TASK OBJECTIVE: With pictures removed, output every record below exactly as written.
:: INPUT DATA ::
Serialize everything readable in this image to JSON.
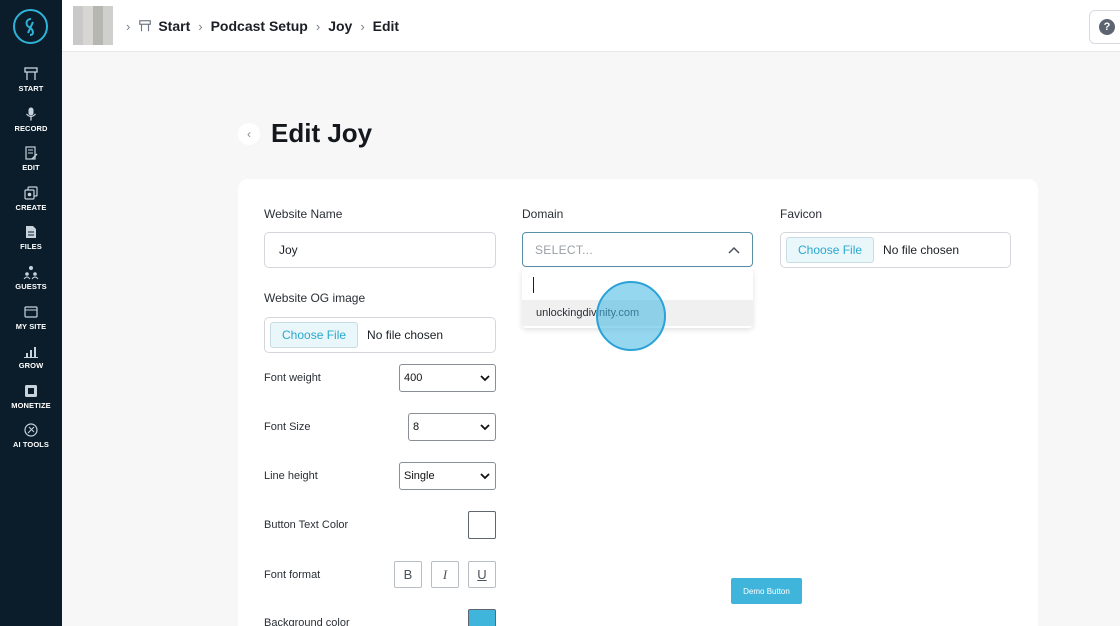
{
  "sidebar": {
    "items": [
      {
        "label": "START",
        "icon": "start-icon"
      },
      {
        "label": "RECORD",
        "icon": "microphone-icon"
      },
      {
        "label": "EDIT",
        "icon": "edit-icon"
      },
      {
        "label": "CREATE",
        "icon": "create-icon"
      },
      {
        "label": "FILES",
        "icon": "files-icon"
      },
      {
        "label": "GUESTS",
        "icon": "guests-icon"
      },
      {
        "label": "MY SITE",
        "icon": "my-site-icon"
      },
      {
        "label": "GROW",
        "icon": "grow-icon"
      },
      {
        "label": "MONETIZE",
        "icon": "monetize-icon"
      },
      {
        "label": "AI TOOLS",
        "icon": "ai-tools-icon"
      }
    ]
  },
  "header": {
    "breadcrumbs": [
      "Start",
      "Podcast Setup",
      "Joy",
      "Edit"
    ],
    "help": "?"
  },
  "page": {
    "title": "Edit Joy",
    "back": "‹"
  },
  "form": {
    "website_name_label": "Website Name",
    "website_name_value": "Joy",
    "domain_label": "Domain",
    "domain_placeholder": "SELECT...",
    "domain_option": "unlockingdivinity.com",
    "favicon_label": "Favicon",
    "og_image_label": "Website OG image",
    "choose_file": "Choose File",
    "no_file": "No file chosen",
    "font_weight_label": "Font weight",
    "font_weight_value": "400",
    "font_size_label": "Font Size",
    "font_size_value": "8",
    "line_height_label": "Line height",
    "line_height_value": "Single",
    "button_text_color_label": "Button Text Color",
    "button_text_color": "#ffffff",
    "font_format_label": "Font format",
    "format_bold": "B",
    "format_italic": "I",
    "format_underline": "U",
    "background_color_label": "Background color",
    "background_color": "#3fb5db",
    "demo_button": "Demo Button"
  },
  "colors": {
    "sidebar_bg": "#0b1d2a",
    "accent": "#2fb3d8"
  }
}
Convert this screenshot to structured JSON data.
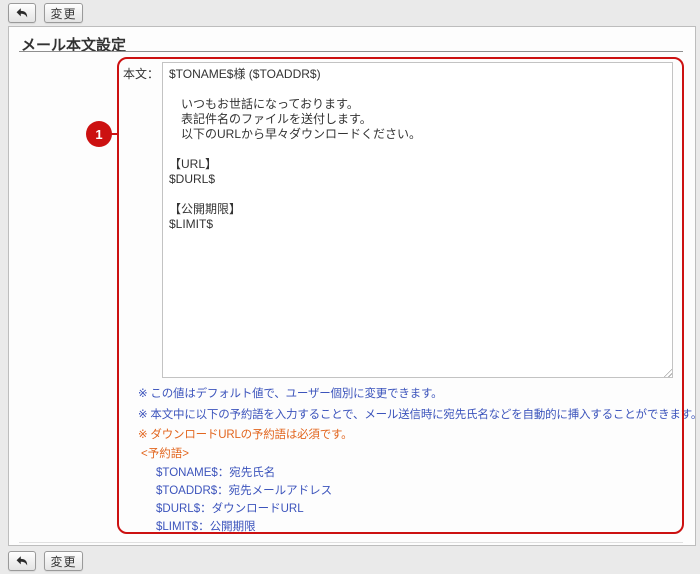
{
  "colors": {
    "annotation_red": "#cc1111",
    "note_blue": "#3c54bc",
    "note_orange": "#e2661f"
  },
  "toolbar": {
    "back_icon": "reply-arrow",
    "change_label": "変更"
  },
  "page": {
    "title": "メール本文設定"
  },
  "annotation": {
    "number": "1"
  },
  "form": {
    "body_label": "本文：",
    "body_value": "$TONAME$様 ($TOADDR$)\n\n　いつもお世話になっております。\n　表記件名のファイルを送付します。\n　以下のURLから早々ダウンロードください。\n\n【URL】\n$DURL$\n\n【公開期限】\n$LIMIT$"
  },
  "notes": {
    "lines": [
      {
        "text": "※ この値はデフォルト値で、ユーザー個別に変更できます。",
        "color": "blue"
      },
      {
        "text": "※ 本文中に以下の予約語を入力することで、メール送信時に宛先氏名などを自動的に挿入することができます。",
        "color": "blue"
      },
      {
        "text": "※ ダウンロードURLの予約語は必須です。",
        "color": "orange"
      }
    ],
    "reserved_header": "<予約語>",
    "reserved_words": [
      "$TONAME$：宛先氏名",
      "$TOADDR$：宛先メールアドレス",
      "$DURL$：ダウンロードURL",
      "$LIMIT$：公開期限"
    ]
  }
}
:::
SOLUTION TO THIS PROBLEM:
Serialize everything readable in this image to JSON.
{
  "sidebar": {
    "items": [
      {
        "label": "START",
        "icon": "start-icon"
      },
      {
        "label": "RECORD",
        "icon": "microphone-icon"
      },
      {
        "label": "EDIT",
        "icon": "edit-icon"
      },
      {
        "label": "CREATE",
        "icon": "create-icon"
      },
      {
        "label": "FILES",
        "icon": "files-icon"
      },
      {
        "label": "GUESTS",
        "icon": "guests-icon"
      },
      {
        "label": "MY SITE",
        "icon": "my-site-icon"
      },
      {
        "label": "GROW",
        "icon": "grow-icon"
      },
      {
        "label": "MONETIZE",
        "icon": "monetize-icon"
      },
      {
        "label": "AI TOOLS",
        "icon": "ai-tools-icon"
      }
    ]
  },
  "header": {
    "breadcrumbs": [
      "Start",
      "Podcast Setup",
      "Joy",
      "Edit"
    ],
    "help": "?"
  },
  "page": {
    "title": "Edit Joy",
    "back": "‹"
  },
  "form": {
    "website_name_label": "Website Name",
    "website_name_value": "Joy",
    "domain_label": "Domain",
    "domain_placeholder": "SELECT...",
    "domain_option": "unlockingdivinity.com",
    "favicon_label": "Favicon",
    "og_image_label": "Website OG image",
    "choose_file": "Choose File",
    "no_file": "No file chosen",
    "font_weight_label": "Font weight",
    "font_weight_value": "400",
    "font_size_label": "Font Size",
    "font_size_value": "8",
    "line_height_label": "Line height",
    "line_height_value": "Single",
    "button_text_color_label": "Button Text Color",
    "button_text_color": "#ffffff",
    "font_format_label": "Font format",
    "format_bold": "B",
    "format_italic": "I",
    "format_underline": "U",
    "background_color_label": "Background color",
    "background_color": "#3fb5db",
    "demo_button": "Demo Button"
  },
  "colors": {
    "sidebar_bg": "#0b1d2a",
    "accent": "#2fb3d8"
  }
}
Convert this screenshot to structured JSON data.
{
  "colors": {
    "annotation_red": "#cc1111",
    "note_blue": "#3c54bc",
    "note_orange": "#e2661f"
  },
  "toolbar": {
    "back_icon": "reply-arrow",
    "change_label": "変更"
  },
  "page": {
    "title": "メール本文設定"
  },
  "annotation": {
    "number": "1"
  },
  "form": {
    "body_label": "本文：",
    "body_value": "$TONAME$様 ($TOADDR$)\n\n　いつもお世話になっております。\n　表記件名のファイルを送付します。\n　以下のURLから早々ダウンロードください。\n\n【URL】\n$DURL$\n\n【公開期限】\n$LIMIT$"
  },
  "notes": {
    "lines": [
      {
        "text": "※ この値はデフォルト値で、ユーザー個別に変更できます。",
        "color": "blue"
      },
      {
        "text": "※ 本文中に以下の予約語を入力することで、メール送信時に宛先氏名などを自動的に挿入することができます。",
        "color": "blue"
      },
      {
        "text": "※ ダウンロードURLの予約語は必須です。",
        "color": "orange"
      }
    ],
    "reserved_header": "<予約語>",
    "reserved_words": [
      "$TONAME$：宛先氏名",
      "$TOADDR$：宛先メールアドレス",
      "$DURL$：ダウンロードURL",
      "$LIMIT$：公開期限"
    ]
  }
}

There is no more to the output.